The medallion, originally sculpted in plaster and bronzed after Clausen’s death, depicts young Lincoln under a tree reading a book with the famous quote, “I will study to prepare myself and maybe someday my chance will come.” It was completed in 1937. At 27” across, it weighs between 60 and 70 pounds.
George Clausen was a third-generation artist and a self-educated man. His grandfather was recruited from Denmark by the US railroads to paint western murals. Clausen was forced to quit high school to support his family and later taught himself to be an Architect Draftsman. His bronze plaque honoring former Oregon governor Charles H. Martin is currently housed in the state capital building. He was working part-time at the Portland Art Museum when he created the Lincoln Medallion.
The medallion was donated by his children, John and Grace Clausen.
John Clausen was a professor of Business Technology at Clark College up until his retirement in 2012. “I think Clark College could be a fitting place for this plaque,” he said. Because of its central image, the original conversation centered on hanging it in the library. The library is honored to receive the sculpture with the hope that it will inspire students studying to prepare themselves. It is viewable by the public during open hours.

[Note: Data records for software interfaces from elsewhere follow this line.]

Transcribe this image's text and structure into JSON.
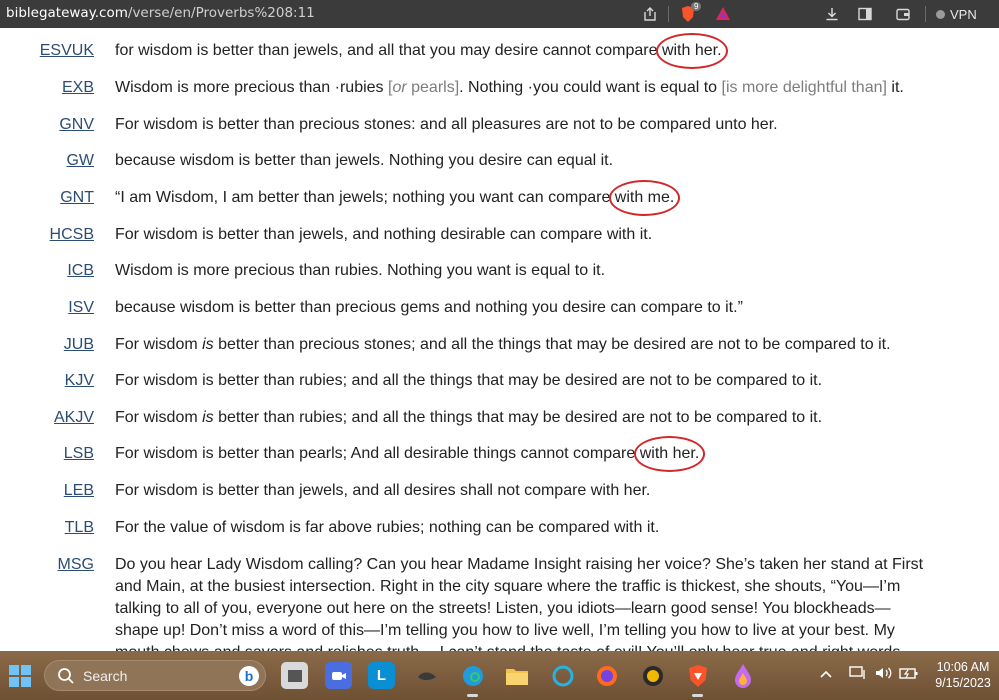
{
  "browser": {
    "url_host": "biblegateway.com",
    "url_path": "/verse/en/Proverbs%208:11",
    "vpn_label": "VPN",
    "brave_badge": "9",
    "icons": [
      "share-icon",
      "brave-shields-icon",
      "brave-rewards-icon",
      "download-icon",
      "sidebar-icon",
      "wallet-icon"
    ]
  },
  "verses": [
    {
      "abbr": "ESVUK",
      "pre": "for wisdom is better than jewels, and all that you may desire cannot compare ",
      "circled": "with her.",
      "post": ""
    },
    {
      "abbr": "EXB",
      "text_parts": [
        {
          "t": "Wisdom is more precious than ·rubies "
        },
        {
          "t": "[or pearls]",
          "note": true,
          "em": "or"
        },
        {
          "t": ". Nothing ·you could want is equal to "
        },
        {
          "t": "[is more delightful than]",
          "note": true
        },
        {
          "t": " it."
        }
      ]
    },
    {
      "abbr": "GNV",
      "text": "For wisdom is better than precious stones: and all pleasures are not to be compared unto her."
    },
    {
      "abbr": "GW",
      "text": "because wisdom is better than jewels. Nothing you desire can equal it."
    },
    {
      "abbr": "GNT",
      "pre": "“I am Wisdom, I am better than jewels; nothing you want can compare ",
      "circled": "with me.",
      "post": ""
    },
    {
      "abbr": "HCSB",
      "text": "For wisdom is better than jewels, and nothing desirable can compare with it."
    },
    {
      "abbr": "ICB",
      "text": "Wisdom is more precious than rubies. Nothing you want is equal to it."
    },
    {
      "abbr": "ISV",
      "text": "because wisdom is better than precious gems and nothing you desire can compare to it.”"
    },
    {
      "abbr": "JUB",
      "pre": "For wisdom ",
      "italic": "is",
      "post": " better than precious stones; and all the things that may be desired are not to be compared to it."
    },
    {
      "abbr": "KJV",
      "text": "For wisdom is better than rubies; and all the things that may be desired are not to be compared to it."
    },
    {
      "abbr": "AKJV",
      "pre": "For wisdom ",
      "italic": "is",
      "post": " better than rubies; and all the things that may be desired are not to be compared to it."
    },
    {
      "abbr": "LSB",
      "pre": "For wisdom is better than pearls; And all desirable things cannot compare ",
      "circled": "with her.",
      "post": ""
    },
    {
      "abbr": "LEB",
      "text": "For wisdom is better than jewels, and all desires shall not compare with her."
    },
    {
      "abbr": "TLB",
      "text": "For the value of wisdom is far above rubies; nothing can be compared with it."
    },
    {
      "abbr": "MSG",
      "text": "Do you hear Lady Wisdom calling? Can you hear Madame Insight raising her voice? She’s taken her stand at First and Main, at the busiest intersection. Right in the city square where the traffic is thickest, she shouts, “You—I’m talking to all of you, everyone out here on the streets! Listen, you idiots—learn good sense! You blockheads—shape up! Don’t miss a word of this—I’m telling you how to live well, I’m telling you how to live at your best. My mouth chews and savors and relishes truth— I can’t stand the taste of evil! You’ll only hear true and right words"
    }
  ],
  "taskbar": {
    "search_label": "Search",
    "bing_letter": "b",
    "tray_up": "^",
    "time": "10:06 AM",
    "date": "9/15/2023",
    "apps": [
      "file-explorer-icon",
      "zoom-icon",
      "l-app-icon",
      "gecko-icon",
      "edge-icon",
      "folder-icon",
      "cortana-icon",
      "firefox-icon",
      "game-icon",
      "brave-icon",
      "chrome-canary-icon"
    ],
    "accent": "#d3282a"
  }
}
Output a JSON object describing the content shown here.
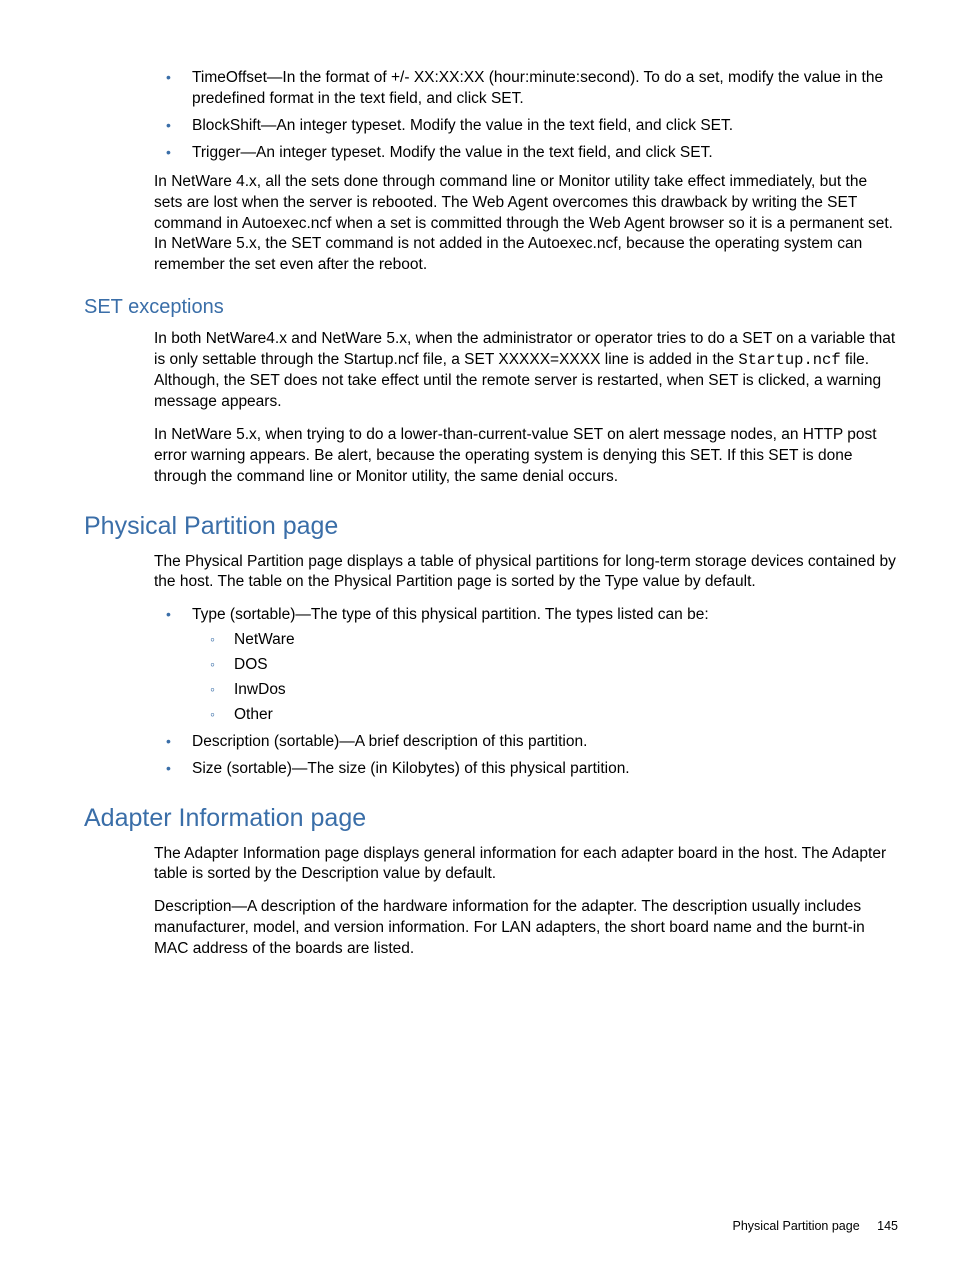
{
  "top_bullets": [
    "TimeOffset—In the format of +/- XX:XX:XX (hour:minute:second). To do a set, modify the value in the predefined format in the text field, and click SET.",
    "BlockShift—An integer typeset. Modify the value in the text field, and click SET.",
    "Trigger—An integer typeset. Modify the value in the text field, and click SET."
  ],
  "top_para": "In NetWare 4.x, all the sets done through command line or Monitor utility take effect immediately, but the sets are lost when the server is rebooted. The Web Agent overcomes this drawback by writing the SET command in Autoexec.ncf when a set is committed through the Web Agent browser so it is a permanent set. In NetWare 5.x, the SET command is not added in the Autoexec.ncf, because the operating system can remember the set even after the reboot.",
  "set_exceptions": {
    "heading": "SET exceptions",
    "p1_a": "In both NetWare4.x and NetWare 5.x, when the administrator or operator tries to do a SET on a variable that is only settable through the Startup.ncf file, a SET XXXXX=XXXX line is added in the ",
    "p1_mono": "Startup.ncf",
    "p1_b": " file. Although, the SET does not take effect until the remote server is restarted, when SET is clicked, a warning message appears.",
    "p2": "In NetWare 5.x, when trying to do a lower-than-current-value SET on alert message nodes, an HTTP post error warning appears. Be alert, because the operating system is denying this SET. If this SET is done through the command line or Monitor utility, the same denial occurs."
  },
  "physical_partition": {
    "heading": "Physical Partition page",
    "intro": "The Physical Partition page displays a table of physical partitions for long-term storage devices contained by the host. The table on the Physical Partition page is sorted by the Type value by default.",
    "type_label": "Type (sortable)—The type of this physical partition. The types listed can be:",
    "type_options": [
      "NetWare",
      "DOS",
      "InwDos",
      "Other"
    ],
    "desc_bullet": "Description (sortable)—A brief description of this partition.",
    "size_bullet": "Size (sortable)—The size (in Kilobytes) of this physical partition."
  },
  "adapter_info": {
    "heading": "Adapter Information page",
    "p1": "The Adapter Information page displays general information for each adapter board in the host. The Adapter table is sorted by the Description value by default.",
    "p2": "Description—A description of the hardware information for the adapter. The description usually includes manufacturer, model, and version information. For LAN adapters, the short board name and the burnt-in MAC address of the boards are listed."
  },
  "footer": {
    "title": "Physical Partition page",
    "page": "145"
  }
}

In our modern era, formal credentials are no longer optional for most careers, especially law. But with rising tuition costs and increased job competition, students, like Lincoln, must be smarter than ever at charting their own educational course. Attending community college may be the first or final step on a long and twisting career path.
A long and twisting career path that may, someday, if their chance should come, include the Oval Office at the White House.
Thanks to Terri Lunde of the Clark College Foundation and John Clausen.
New study space at CTC: The LOFT!
Spring quarter we our debuting the LOFT a new study space located on the third floor of CTC. Students can utilize new modular furniture, access the wireless network, use netbooks, laptops or LED projectors for any academic pursuit!
Students can collaborate in groups or study alone in the LOFT!
Come to the iCommons in room 219 to check out netbooks, laptops, LED projectors, headphones, computer mice or our large mobile whiteboard to use in the LOFT or anywhere else in the building!
Stop by and see all the changes at CTC!
Thanks to the student tech fee grant for funding!